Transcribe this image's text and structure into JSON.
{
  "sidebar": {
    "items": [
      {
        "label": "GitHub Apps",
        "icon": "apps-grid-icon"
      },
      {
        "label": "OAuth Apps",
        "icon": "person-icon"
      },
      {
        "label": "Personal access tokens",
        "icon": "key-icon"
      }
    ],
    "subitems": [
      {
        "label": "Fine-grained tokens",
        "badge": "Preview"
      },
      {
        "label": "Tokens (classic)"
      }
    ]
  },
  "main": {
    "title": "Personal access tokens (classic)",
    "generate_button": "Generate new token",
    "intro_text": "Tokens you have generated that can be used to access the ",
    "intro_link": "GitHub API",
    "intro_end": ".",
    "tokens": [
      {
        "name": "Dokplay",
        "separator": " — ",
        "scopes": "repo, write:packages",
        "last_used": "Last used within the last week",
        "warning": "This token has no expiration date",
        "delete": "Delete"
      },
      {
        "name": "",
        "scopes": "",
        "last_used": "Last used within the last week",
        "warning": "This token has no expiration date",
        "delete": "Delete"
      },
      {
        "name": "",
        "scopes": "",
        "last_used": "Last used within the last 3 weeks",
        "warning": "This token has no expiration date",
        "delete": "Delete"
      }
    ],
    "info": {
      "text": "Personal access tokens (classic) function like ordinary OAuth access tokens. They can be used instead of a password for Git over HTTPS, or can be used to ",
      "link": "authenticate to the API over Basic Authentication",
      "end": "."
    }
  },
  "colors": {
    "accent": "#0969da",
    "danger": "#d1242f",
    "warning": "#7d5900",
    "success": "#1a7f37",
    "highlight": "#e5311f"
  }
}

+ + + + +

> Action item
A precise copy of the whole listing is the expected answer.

> Answer space
Transcribe this image's text and structure into JSON.
{
  "sidebar": {
    "items": [
      {
        "label": "GitHub Apps",
        "icon": "apps-grid-icon"
      },
      {
        "label": "OAuth Apps",
        "icon": "person-icon"
      },
      {
        "label": "Personal access tokens",
        "icon": "key-icon"
      }
    ],
    "subitems": [
      {
        "label": "Fine-grained tokens",
        "badge": "Preview"
      },
      {
        "label": "Tokens (classic)"
      }
    ]
  },
  "main": {
    "title": "Personal access tokens (classic)",
    "generate_button": "Generate new token",
    "intro_text": "Tokens you have generated that can be used to access the ",
    "intro_link": "GitHub API",
    "intro_end": ".",
    "tokens": [
      {
        "name": "Dokplay",
        "separator": " — ",
        "scopes": "repo, write:packages",
        "last_used": "Last used within the last week",
        "warning": "This token has no expiration date",
        "delete": "Delete"
      },
      {
        "name": "",
        "scopes": "",
        "last_used": "Last used within the last week",
        "warning": "This token has no expiration date",
        "delete": "Delete"
      },
      {
        "name": "",
        "scopes": "",
        "last_used": "Last used within the last 3 weeks",
        "warning": "This token has no expiration date",
        "delete": "Delete"
      }
    ],
    "info": {
      "text": "Personal access tokens (classic) function like ordinary OAuth access tokens. They can be used instead of a password for Git over HTTPS, or can be used to ",
      "link": "authenticate to the API over Basic Authentication",
      "end": "."
    }
  },
  "colors": {
    "accent": "#0969da",
    "danger": "#d1242f",
    "warning": "#7d5900",
    "success": "#1a7f37",
    "highlight": "#e5311f"
  }
}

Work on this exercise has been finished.